The Basics of Poker

A card game involving betting and bluffing, poker is one of the most popular games in the world. It has many different variations and has been played throughout history in countries all over the globe. Many of these games share certain similarities, such as the need for each player to reveal only their own cards at the end of the hand. The most common way to play poker is in a casino or at home with friends. However, it is also possible to play in a tournament, or in a more organized group.

Before dealing the cards, each player must place in the pot (representing money) a number of chips equal to or higher than the contribution of the player to his left. This creates a pot and encourages competition. In addition to the forced bets, a player can choose to raise his own bet at any time before the flop. He may also choose to fold a hand that is unlikely to win.

After the dealer has shuffled and cut the cards, each player is dealt a hand. Depending on the game, these hands can be either face up or face down. Once all the players have their hands, a series of betting intervals begins. At the end of each betting round, the player with the highest ranked hand wins the pot.

A high pair is a combination of two matching cards of the same rank and three unrelated side cards. A full house consists of three matching cards of one rank and two matching cards of another rank, while a straight contains five consecutive cards of the same suit. A flush consists of five cards of the same suit but not in sequence or order.

Bluffing is an important part of poker, but it is often difficult to determine whether a player is bluffing. It is best for newcomers to focus on learning the game’s relative hand strength before they try a bluff.

There are several rules of poker that must be followed to ensure the game is fair for everyone. These include the number of cards that must be revealed at the end, the amount that must be bet before a player can raise his own bet, and the number of cards that can be used in the final hand. Despite these rules, it is still possible for players to make special rules, known as house rules, that are tailored to their own preferences and playing style.

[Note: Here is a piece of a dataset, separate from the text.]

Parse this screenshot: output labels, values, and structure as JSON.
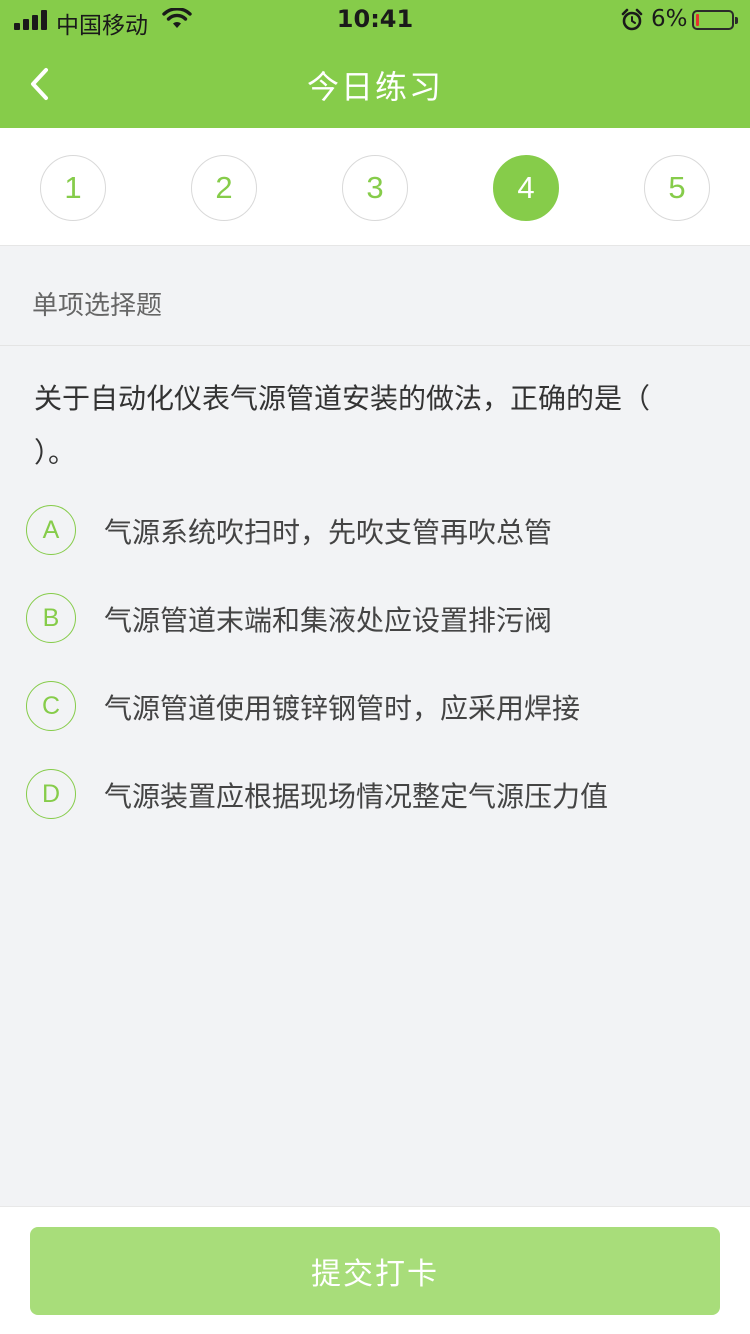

There are some basic skills that every poker player should learn before starting to play. First, it is important to shuffle the deck several times before dealing the cards. This will prevent the cards from getting mixed up. Then, it is important to study some charts that show what kind of hands beat which others. This information will help a player be more confident when placing his bets. Finally, it is crucial to watch other experienced players and practice the game to develop quick instincts.